Prickly Pear Jelly

Prickly pear cactus is native to Mexico and grows well in this desert. Picking the red fruits, called tunas in Spanish, is tricky as they are covered with fine hairs called glochids which are very painful to the touch. Tongs can be used to break off the fruit.

Traditionally, people rolled the pears around in the sand to remove the glochids, but now people are apt to use tongs and hold the tunas over a flame to singe them off. (You can also boil the tunas for 3 minutes which softens the glochids and makes it easier to remove the skins.) The next step is to remove the skin. This is done by cutting off the tuna ends and slicing ¼ inch through the skin in longitudinal cuts. You then can pull off strips of skin and chop up the fruit, seeds and all. Cook with water until it is mushy. Strain. Use the juice in any recipe for making jelly. It comes out a beautiful red and tastes great.
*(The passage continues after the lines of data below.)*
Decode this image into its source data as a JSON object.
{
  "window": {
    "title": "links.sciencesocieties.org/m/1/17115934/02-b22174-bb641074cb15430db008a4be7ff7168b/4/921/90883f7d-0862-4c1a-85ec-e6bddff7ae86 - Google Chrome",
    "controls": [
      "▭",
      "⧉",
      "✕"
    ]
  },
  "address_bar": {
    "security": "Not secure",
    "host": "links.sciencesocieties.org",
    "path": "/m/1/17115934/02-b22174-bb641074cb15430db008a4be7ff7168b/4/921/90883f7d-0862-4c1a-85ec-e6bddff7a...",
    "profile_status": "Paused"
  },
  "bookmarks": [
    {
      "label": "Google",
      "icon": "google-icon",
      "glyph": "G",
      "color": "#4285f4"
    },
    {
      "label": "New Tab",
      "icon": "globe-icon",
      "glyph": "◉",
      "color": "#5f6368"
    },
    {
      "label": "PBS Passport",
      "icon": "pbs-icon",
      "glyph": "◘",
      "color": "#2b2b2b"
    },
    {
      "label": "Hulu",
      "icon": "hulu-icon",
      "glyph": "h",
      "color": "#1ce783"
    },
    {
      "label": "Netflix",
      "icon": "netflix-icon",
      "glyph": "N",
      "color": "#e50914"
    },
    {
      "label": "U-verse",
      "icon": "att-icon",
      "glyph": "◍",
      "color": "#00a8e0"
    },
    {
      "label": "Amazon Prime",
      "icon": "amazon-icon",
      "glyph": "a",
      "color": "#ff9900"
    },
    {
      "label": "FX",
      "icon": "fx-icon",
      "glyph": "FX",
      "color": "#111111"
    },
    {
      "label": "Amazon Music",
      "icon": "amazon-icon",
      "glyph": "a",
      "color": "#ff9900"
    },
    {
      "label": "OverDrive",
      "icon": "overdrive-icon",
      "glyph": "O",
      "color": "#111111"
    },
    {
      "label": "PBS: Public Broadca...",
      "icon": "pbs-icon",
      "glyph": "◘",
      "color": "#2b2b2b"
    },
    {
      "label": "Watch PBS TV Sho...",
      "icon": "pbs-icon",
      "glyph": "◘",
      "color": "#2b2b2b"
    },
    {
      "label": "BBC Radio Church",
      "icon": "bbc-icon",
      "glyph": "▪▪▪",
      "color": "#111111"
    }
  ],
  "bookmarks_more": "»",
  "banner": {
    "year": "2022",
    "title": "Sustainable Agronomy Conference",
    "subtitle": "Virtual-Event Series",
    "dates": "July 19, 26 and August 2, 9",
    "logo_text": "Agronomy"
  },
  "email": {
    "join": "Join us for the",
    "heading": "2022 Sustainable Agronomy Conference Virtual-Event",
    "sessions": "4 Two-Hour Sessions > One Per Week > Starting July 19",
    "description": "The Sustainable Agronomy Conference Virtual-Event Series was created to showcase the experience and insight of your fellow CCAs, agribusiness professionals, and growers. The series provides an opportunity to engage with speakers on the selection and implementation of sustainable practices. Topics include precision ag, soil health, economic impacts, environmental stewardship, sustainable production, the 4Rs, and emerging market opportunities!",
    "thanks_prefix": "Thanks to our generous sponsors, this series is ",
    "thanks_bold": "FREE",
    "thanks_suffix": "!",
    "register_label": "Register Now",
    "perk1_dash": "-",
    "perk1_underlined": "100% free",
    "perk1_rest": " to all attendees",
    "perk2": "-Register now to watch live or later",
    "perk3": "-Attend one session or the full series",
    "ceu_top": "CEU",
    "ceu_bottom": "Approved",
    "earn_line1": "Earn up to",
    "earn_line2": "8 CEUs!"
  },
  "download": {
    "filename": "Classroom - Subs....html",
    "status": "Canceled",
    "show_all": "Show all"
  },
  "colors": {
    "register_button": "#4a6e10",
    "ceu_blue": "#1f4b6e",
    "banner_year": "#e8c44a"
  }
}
Recipes vary widely. They depend on the amount of jelly you wish to make, but all include lemon juice, sometimes in combination with lemon peels, lots of sugar and pectin. The recipes vary depending on the type of pectin you use. So first buy your pectin and then look up a recipe on the internet to proceed.